Warren Cromartie says he’s always been a team player.

So when his former Yomiuri Giants teammate Tatsunori Hara, currently the club’s manager, asked for his help, there was no way the 1989 Central League MVP was going to turn him down.

Cromartie was already in Japan, working some things with MLB Japan in addition to other projects, when Hara reached out recently to ask him to impart some of his wisdom to Giants players as a guest hitting instructor. He’s currently on the team’s road trip to Nagoya, where he was seen giving All-Star Kazuma Okamoto some hitting advice during batting practice on Tuesday.

“Hara and I are very close,” Cromartie told The Japan Times. “The media has tried to make us rivals. We found that very funny. Me and Hara, we’re very close friends. I’m very proud of him for what he’s done in his career. He’s given me this opportunity here to help him.”

Cromartie is joining a club mired in a slump.

“They’ve got a good ball club,” Cromartie said. “Everybody has their ups and downs. Right now, they’re in the middle of trying to stay on top of the Central League. I’m going as a teacher, speaker, motivator, depending on what cap I’m wearing. I’m going to try and help out one these ballplayers, Christian Villanueva, and see if we can get him on the right track to help this ball club.
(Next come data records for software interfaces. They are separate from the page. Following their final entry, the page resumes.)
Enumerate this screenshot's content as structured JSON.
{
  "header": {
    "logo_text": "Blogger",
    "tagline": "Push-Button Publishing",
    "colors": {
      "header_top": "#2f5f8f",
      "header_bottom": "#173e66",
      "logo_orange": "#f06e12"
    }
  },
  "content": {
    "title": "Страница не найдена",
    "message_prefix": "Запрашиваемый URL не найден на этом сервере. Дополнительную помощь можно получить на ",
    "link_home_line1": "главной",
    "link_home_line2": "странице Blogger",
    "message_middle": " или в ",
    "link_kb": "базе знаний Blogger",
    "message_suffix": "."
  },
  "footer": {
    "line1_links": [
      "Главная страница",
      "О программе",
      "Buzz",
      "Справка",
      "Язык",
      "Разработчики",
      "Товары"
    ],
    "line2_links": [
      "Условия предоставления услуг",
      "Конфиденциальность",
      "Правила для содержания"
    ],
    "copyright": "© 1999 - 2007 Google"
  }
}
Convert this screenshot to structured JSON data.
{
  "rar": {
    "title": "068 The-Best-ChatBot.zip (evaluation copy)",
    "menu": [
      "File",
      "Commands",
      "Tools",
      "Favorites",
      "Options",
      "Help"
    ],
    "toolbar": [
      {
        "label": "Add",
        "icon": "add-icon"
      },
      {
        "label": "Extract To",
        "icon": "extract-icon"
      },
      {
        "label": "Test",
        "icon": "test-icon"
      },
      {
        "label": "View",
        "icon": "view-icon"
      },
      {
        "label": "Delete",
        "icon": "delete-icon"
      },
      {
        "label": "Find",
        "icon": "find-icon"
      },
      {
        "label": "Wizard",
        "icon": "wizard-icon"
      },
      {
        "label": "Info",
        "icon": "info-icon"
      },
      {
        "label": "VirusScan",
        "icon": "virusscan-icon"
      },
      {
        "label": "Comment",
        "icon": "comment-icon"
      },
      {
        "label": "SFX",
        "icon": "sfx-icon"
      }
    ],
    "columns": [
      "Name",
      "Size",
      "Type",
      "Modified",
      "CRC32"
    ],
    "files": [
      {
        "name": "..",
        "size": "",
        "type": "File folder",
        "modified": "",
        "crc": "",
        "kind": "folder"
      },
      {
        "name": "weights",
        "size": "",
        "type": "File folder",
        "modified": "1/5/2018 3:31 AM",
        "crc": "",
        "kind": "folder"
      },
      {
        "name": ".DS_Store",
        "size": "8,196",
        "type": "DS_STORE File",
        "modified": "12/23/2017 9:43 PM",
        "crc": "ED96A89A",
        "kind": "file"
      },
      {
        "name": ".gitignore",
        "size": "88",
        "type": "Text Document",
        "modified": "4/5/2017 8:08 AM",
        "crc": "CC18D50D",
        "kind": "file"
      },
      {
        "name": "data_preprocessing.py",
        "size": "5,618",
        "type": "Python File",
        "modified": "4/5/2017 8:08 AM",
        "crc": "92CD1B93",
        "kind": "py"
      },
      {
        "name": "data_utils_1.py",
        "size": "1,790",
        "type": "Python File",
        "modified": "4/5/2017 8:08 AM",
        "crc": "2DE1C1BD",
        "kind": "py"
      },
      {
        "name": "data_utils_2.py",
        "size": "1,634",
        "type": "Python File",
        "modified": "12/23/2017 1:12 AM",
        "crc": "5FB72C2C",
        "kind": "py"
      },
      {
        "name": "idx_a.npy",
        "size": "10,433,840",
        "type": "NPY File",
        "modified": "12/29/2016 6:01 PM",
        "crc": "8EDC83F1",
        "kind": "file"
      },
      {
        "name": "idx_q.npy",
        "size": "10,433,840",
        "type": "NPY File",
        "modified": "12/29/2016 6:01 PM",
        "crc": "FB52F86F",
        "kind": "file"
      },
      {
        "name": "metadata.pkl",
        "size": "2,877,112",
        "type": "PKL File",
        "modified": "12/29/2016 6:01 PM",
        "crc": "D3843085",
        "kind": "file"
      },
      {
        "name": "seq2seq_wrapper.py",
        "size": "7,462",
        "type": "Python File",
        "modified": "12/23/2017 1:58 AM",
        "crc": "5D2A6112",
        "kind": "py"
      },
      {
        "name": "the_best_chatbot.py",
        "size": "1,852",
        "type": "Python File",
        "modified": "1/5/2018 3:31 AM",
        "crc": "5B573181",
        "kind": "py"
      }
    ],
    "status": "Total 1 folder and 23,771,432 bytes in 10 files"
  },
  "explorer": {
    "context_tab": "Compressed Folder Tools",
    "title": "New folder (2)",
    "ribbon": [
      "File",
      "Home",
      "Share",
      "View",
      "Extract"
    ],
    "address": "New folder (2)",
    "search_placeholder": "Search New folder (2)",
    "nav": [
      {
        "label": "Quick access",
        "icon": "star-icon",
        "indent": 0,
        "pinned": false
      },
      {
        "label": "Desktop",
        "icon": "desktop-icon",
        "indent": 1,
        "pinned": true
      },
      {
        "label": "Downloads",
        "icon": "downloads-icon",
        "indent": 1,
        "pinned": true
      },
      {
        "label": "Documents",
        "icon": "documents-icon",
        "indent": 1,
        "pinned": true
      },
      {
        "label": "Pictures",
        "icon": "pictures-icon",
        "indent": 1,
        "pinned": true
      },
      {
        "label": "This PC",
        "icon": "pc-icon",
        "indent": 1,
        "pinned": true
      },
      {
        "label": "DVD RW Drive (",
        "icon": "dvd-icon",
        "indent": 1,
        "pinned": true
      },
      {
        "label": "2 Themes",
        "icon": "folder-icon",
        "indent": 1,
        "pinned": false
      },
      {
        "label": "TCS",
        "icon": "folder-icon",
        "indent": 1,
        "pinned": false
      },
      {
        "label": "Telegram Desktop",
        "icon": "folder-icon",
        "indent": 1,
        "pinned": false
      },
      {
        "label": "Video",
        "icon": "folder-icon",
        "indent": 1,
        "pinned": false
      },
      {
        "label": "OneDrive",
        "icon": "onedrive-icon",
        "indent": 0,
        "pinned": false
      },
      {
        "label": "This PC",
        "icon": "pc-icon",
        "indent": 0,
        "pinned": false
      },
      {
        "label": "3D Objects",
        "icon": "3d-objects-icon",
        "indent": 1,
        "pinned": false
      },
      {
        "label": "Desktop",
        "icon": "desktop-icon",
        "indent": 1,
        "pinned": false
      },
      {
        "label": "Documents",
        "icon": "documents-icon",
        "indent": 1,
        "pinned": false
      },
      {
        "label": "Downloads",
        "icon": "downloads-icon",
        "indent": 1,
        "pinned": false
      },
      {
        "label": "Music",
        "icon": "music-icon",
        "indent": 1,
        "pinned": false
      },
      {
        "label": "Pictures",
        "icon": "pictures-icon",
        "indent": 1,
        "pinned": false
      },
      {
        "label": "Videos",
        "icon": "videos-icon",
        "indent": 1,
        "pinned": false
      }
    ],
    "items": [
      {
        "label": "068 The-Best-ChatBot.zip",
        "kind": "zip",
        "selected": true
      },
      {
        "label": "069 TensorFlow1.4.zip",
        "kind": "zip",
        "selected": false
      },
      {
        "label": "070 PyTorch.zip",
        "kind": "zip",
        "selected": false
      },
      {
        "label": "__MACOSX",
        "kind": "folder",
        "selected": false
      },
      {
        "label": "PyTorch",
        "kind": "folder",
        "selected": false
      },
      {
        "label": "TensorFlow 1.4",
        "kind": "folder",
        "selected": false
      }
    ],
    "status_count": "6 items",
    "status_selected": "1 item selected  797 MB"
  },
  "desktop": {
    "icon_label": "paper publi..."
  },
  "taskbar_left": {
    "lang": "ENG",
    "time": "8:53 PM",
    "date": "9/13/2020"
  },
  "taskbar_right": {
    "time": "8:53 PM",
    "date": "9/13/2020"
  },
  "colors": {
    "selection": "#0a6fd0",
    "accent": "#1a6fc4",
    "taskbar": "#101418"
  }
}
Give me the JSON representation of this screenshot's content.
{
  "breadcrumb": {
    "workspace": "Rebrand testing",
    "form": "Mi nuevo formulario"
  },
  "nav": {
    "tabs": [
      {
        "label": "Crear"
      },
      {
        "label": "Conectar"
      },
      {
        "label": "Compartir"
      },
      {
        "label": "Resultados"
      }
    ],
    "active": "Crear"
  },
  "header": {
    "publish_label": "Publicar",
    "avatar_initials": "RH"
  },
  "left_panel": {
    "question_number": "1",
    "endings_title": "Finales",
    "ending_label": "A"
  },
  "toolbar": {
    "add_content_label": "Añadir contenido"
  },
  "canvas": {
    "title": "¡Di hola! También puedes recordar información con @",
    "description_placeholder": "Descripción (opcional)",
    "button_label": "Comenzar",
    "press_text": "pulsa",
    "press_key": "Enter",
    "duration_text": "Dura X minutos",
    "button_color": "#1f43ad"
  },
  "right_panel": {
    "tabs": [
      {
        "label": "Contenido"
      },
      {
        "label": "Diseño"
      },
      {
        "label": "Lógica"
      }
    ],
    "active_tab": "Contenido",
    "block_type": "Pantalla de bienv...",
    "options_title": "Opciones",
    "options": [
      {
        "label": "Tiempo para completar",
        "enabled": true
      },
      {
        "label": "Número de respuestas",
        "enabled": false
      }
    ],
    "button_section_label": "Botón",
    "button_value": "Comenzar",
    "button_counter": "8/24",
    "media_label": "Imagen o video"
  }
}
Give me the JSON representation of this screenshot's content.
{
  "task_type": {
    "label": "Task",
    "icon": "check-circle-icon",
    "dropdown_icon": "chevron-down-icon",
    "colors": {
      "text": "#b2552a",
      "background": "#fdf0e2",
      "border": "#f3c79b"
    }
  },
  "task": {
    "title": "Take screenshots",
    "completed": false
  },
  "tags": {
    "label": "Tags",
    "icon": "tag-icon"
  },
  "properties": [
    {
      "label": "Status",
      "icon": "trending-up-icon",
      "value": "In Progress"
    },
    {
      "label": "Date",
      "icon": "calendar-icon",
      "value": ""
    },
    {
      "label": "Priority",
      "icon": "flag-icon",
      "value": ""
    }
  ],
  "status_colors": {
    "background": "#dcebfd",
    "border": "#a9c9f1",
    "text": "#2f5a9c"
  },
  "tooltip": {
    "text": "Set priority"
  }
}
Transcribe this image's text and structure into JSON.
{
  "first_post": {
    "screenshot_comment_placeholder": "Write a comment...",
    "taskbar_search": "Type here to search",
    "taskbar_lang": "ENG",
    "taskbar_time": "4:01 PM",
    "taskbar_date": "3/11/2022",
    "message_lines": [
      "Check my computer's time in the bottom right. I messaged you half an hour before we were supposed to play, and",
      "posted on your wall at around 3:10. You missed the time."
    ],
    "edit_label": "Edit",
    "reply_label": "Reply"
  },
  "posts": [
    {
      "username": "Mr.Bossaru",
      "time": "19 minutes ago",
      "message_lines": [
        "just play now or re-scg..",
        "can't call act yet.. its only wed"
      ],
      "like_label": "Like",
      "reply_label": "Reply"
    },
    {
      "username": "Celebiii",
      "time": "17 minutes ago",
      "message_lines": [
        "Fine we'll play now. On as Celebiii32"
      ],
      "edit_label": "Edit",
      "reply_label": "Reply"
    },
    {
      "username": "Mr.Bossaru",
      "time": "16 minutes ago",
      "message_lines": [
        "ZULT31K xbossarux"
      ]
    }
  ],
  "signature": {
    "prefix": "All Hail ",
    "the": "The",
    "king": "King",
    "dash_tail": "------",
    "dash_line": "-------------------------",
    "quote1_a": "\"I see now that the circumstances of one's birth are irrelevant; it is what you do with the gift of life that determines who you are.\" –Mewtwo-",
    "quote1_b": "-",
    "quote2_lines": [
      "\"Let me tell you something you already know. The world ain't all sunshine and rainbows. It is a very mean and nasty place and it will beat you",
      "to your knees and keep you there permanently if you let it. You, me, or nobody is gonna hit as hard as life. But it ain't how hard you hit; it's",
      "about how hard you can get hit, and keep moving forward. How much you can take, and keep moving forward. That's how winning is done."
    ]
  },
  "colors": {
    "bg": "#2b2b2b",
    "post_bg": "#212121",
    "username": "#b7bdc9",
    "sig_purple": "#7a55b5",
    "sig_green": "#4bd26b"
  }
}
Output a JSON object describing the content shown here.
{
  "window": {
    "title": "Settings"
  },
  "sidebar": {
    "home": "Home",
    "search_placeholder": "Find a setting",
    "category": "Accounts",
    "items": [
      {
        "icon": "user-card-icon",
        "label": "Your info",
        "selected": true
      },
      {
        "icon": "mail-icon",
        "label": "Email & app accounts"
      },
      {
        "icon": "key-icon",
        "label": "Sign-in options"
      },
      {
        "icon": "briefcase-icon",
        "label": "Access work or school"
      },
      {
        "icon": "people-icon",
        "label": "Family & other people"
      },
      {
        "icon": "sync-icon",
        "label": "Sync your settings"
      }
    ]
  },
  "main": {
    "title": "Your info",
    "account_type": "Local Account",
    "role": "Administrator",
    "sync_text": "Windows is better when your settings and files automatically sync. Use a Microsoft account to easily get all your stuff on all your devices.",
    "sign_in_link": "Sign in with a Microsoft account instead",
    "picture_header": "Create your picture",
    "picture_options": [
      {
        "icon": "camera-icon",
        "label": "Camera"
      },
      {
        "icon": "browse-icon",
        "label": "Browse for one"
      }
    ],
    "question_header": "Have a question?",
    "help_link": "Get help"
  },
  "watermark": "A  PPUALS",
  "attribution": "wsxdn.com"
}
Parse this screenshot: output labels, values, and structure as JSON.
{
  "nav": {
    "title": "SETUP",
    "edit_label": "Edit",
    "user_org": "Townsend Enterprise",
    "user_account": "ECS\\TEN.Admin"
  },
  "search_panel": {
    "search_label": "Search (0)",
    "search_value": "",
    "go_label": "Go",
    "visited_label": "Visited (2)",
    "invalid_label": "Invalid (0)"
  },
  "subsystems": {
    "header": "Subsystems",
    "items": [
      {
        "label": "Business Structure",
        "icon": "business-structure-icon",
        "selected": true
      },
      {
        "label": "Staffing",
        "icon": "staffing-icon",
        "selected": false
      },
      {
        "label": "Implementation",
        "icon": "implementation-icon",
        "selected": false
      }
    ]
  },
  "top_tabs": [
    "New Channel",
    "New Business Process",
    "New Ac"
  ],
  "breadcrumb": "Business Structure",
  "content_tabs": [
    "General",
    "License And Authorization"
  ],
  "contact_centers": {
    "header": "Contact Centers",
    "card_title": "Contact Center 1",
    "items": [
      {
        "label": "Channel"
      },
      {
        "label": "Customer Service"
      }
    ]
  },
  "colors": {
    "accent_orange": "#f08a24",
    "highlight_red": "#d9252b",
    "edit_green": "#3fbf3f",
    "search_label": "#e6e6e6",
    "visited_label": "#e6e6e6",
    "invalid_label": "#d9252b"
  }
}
“I think with his bat in that lineup, it’ll make a difference.”

Villanueva, a former San Diego Padres slugger, is off to a rocky start in his first year. He was hitting .232 with eight home runs in 68 games entering Wednesday.

Cromartie played in NPB from 1984-90 — he finished with a .321 average and 171 homers — and knows a thing or two about thriving in Japan.

“Not only do you have to make the adjustments in the game itself, but in the surroundings of the game, the mannerisms of the game,” Cromartie said. “The tempo of Japanese baseball is different from Major League Baseball. The rhythm is different, the mental aspect, communication. So it’s a lot of things that you have to consider. Then you have to get up there and try to hit that little white ball coming at you 90 miles-an-hour and be expected to perform.

“Hopefully I can settle him down a little bit, so he can trust himself. I’m not a miracle worker, I’m not a magic man. All that I can offer is my experience.”

The three-time NPB All-Star would like to offer his experience on a more full-time basis to an NPB club.

“My desire to manage is stronger than ever,” he said. “I’d really like to be a manager (in Japan).

“Help market the game, teach the game try to make the game better, make a team better. That type of thing. Hopefully my experience will help increase Japanese baseball and hopefully can help a ball club.”

The Giants aren’t the only one of his former teams Cromartie is trying to revive.

Part of the reason he’s in Japan is to build relationships that can help in his mission to restore the Montreal Expos, the NL club that relocated to Washington D.C. and became the Washington Nationals for the 2005 season.

“I want that Japanese connection,” he said.

There have been fans calling for MLB to return to Montreal ever since the team left, and the drumbeat has gotten louder in recent years.

In June, MLB gave the Tampa Bay Rays permission to look into splitting their home games between Tampa and Montreal in the future.

Writing in the Montreal Gazette in June, columnist Jack Todd said that was “the strongest possible signal that baseball considers Montreal (which had to lose a team in order to regain its passion for the sport) an entirely viable 21st century venue.”

That’s what Cromartie has been shouting for years.

He’s spent nearly a decade trying to bring MLB back to Montreal, where he made his pro debut and played from 1974-1983. In 2012, he founded the Montreal Baseball Project to aid those efforts, which includes trying to secure funding to build a stadium.

“I just started gathering up alumni and having special events, bringing guys back to Montreal and promoting the awareness of how important it is to have baseball back in Montreal,” he said. “It’s an institution, it’s history.

“I’m not a Canadian. But it was the very first professional uniform I put on, so I felt like it was the right thing to do and I took it on.”

In a time of both misinformation and too much information, quality journalism is more crucial than ever.
By subscribing, you can help us get the story right.